Supplied records START
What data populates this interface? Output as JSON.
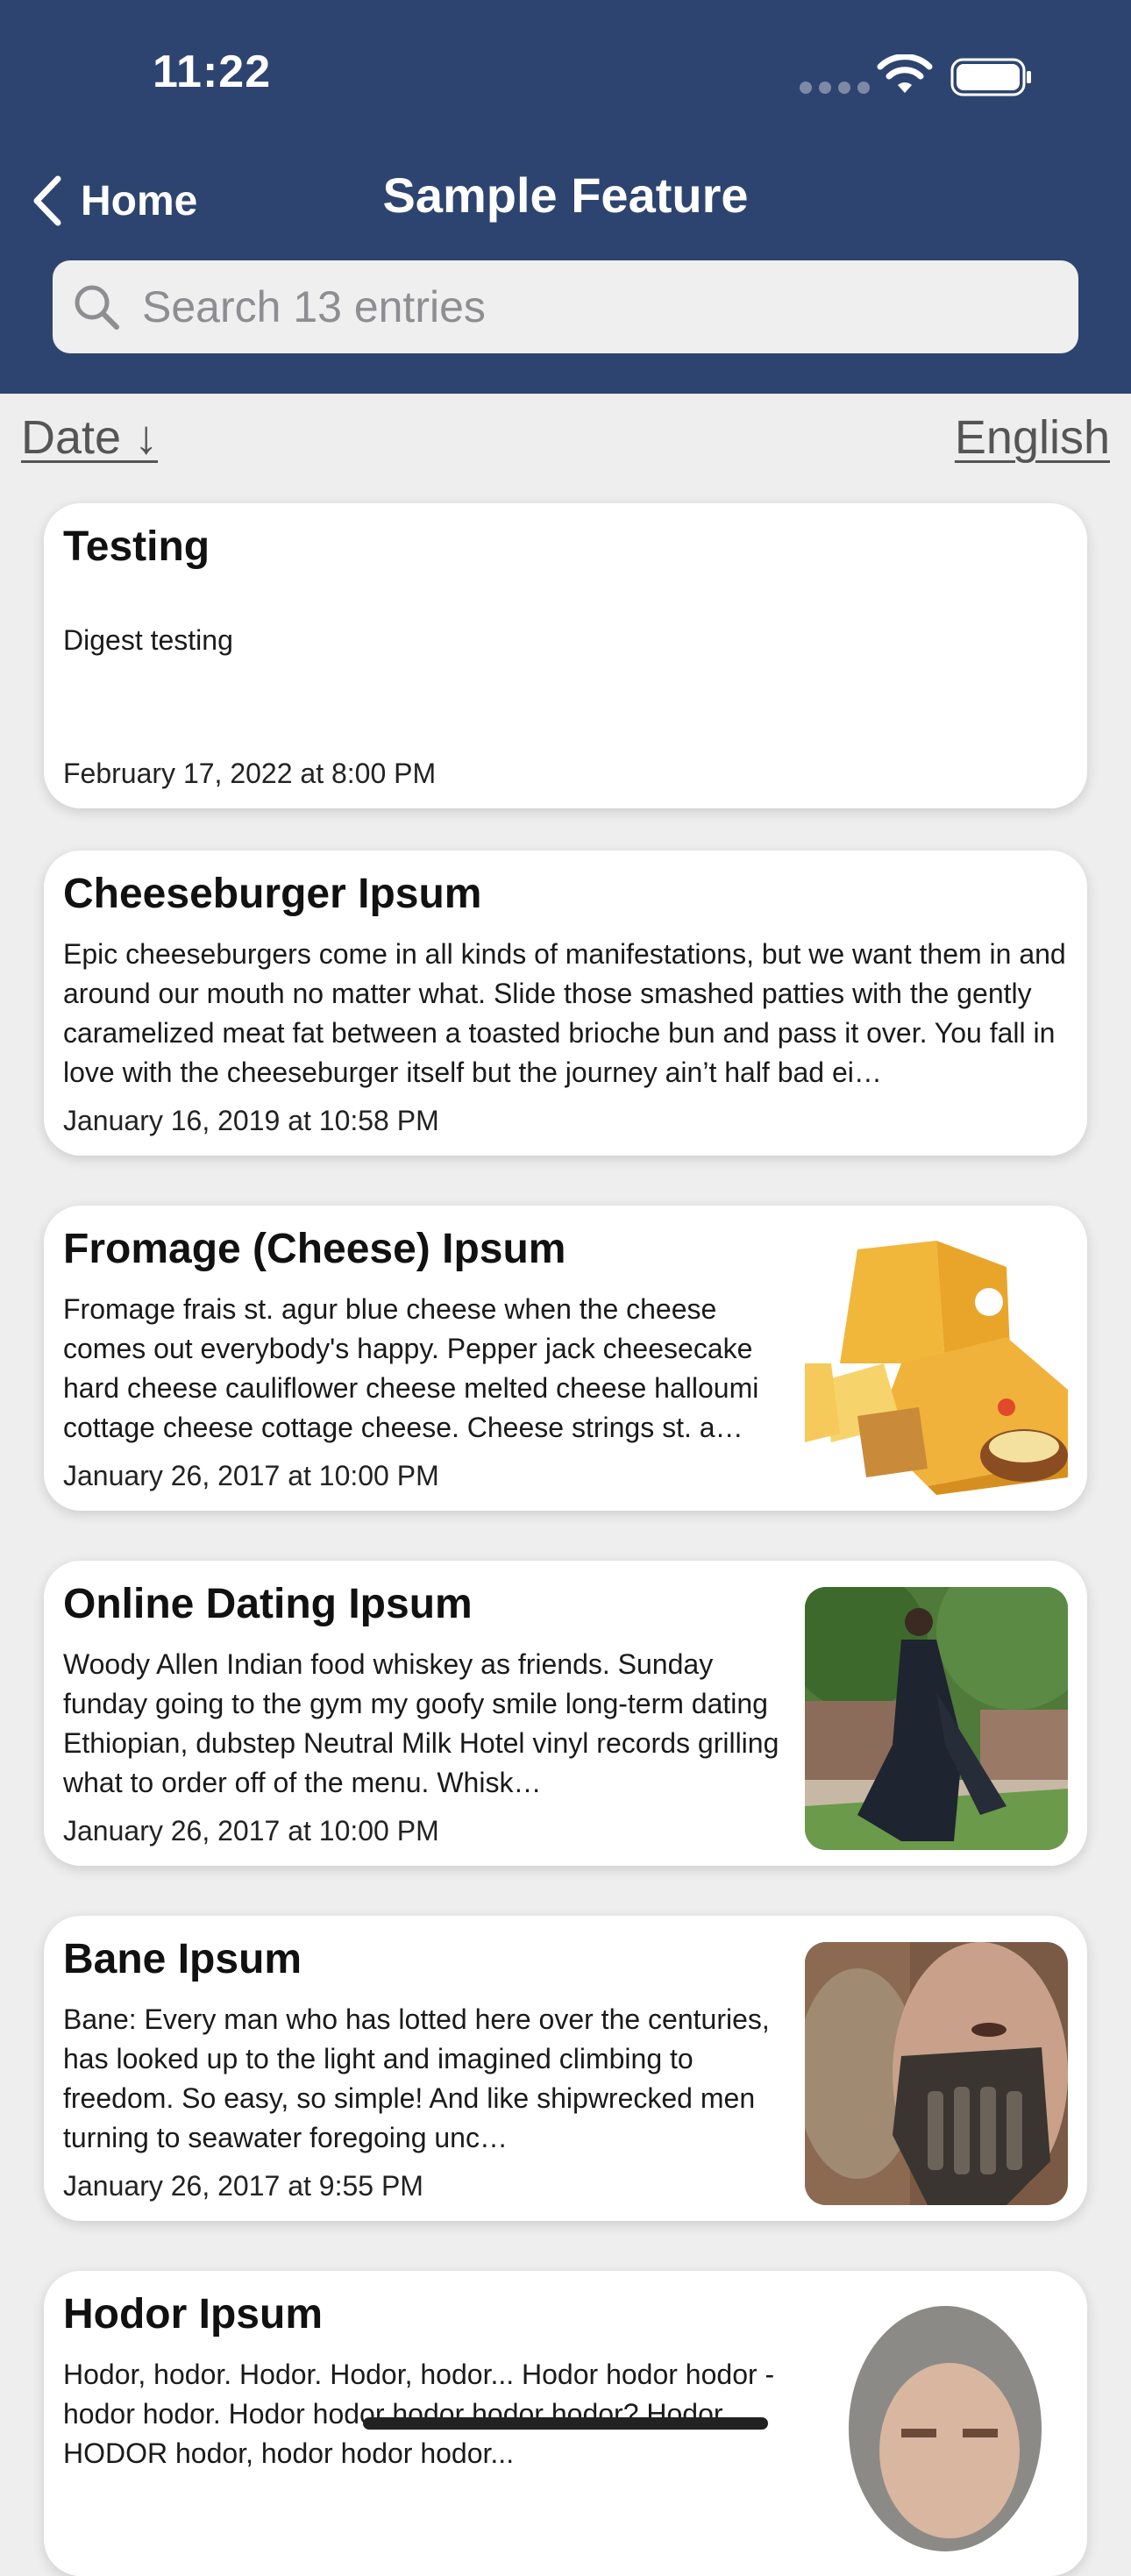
{
  "status_bar": {
    "time": "11:22"
  },
  "nav": {
    "back_label": "Home",
    "title": "Sample Feature"
  },
  "search": {
    "placeholder": "Search 13 entries"
  },
  "sort": {
    "date_label": "Date ↓",
    "language_label": "English"
  },
  "entries": [
    {
      "title": "Testing",
      "body": "Digest testing",
      "date": "February 17, 2022 at 8:00 PM",
      "image": null
    },
    {
      "title": "Cheeseburger Ipsum",
      "body": "Epic cheeseburgers come in all kinds of manifestations, but we want them in and around our mouth no matter what. Slide those smashed patties with the gently caramelized meat fat between a toasted brioche bun and pass it over. You fall in love with the cheeseburger itself but the journey ain’t half bad ei…",
      "date": "January 16, 2019 at 10:58 PM",
      "image": null
    },
    {
      "title": "Fromage (Cheese) Ipsum",
      "body": "Fromage frais st. agur blue cheese when the cheese comes out everybody's happy. Pepper jack cheesecake hard cheese cauliflower cheese melted cheese halloumi cottage cheese cottage cheese. Cheese strings st. a…",
      "date": "January 26, 2017 at 10:00 PM",
      "image": "cheese-photo"
    },
    {
      "title": "Online Dating Ipsum",
      "body": "Woody Allen Indian food whiskey as friends. Sunday funday going to the gym my goofy smile long-term dating Ethiopian, dubstep Neutral Milk Hotel vinyl records grilling what to order off of the menu. Whisk…",
      "date": "January 26, 2017 at 10:00 PM",
      "image": "man-in-black-coat-photo"
    },
    {
      "title": "Bane Ipsum",
      "body": "Bane: Every man who has lotted here over the centuries, has looked up to the light and imagined climbing to freedom. So easy, so simple! And like shipwrecked men turning to seawater foregoing unc…",
      "date": "January 26, 2017 at 9:55 PM",
      "image": "bane-mask-photo"
    },
    {
      "title": "Hodor Ipsum",
      "body": "Hodor, hodor. Hodor. Hodor, hodor... Hodor hodor hodor - hodor hodor. Hodor hodor hodor hodor hodor? Hodor. HODOR hodor, hodor hodor hodor...",
      "date": "",
      "image": "hodor-portrait-photo"
    }
  ],
  "colors": {
    "header": "#2e4470",
    "background": "#eeeeee",
    "card": "#ffffff"
  }
}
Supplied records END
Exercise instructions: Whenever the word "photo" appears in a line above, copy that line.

Reply:
      "image": "cheese-photo"
      "image": "man-in-black-coat-photo"
      "image": "bane-mask-photo"
      "image": "hodor-portrait-photo"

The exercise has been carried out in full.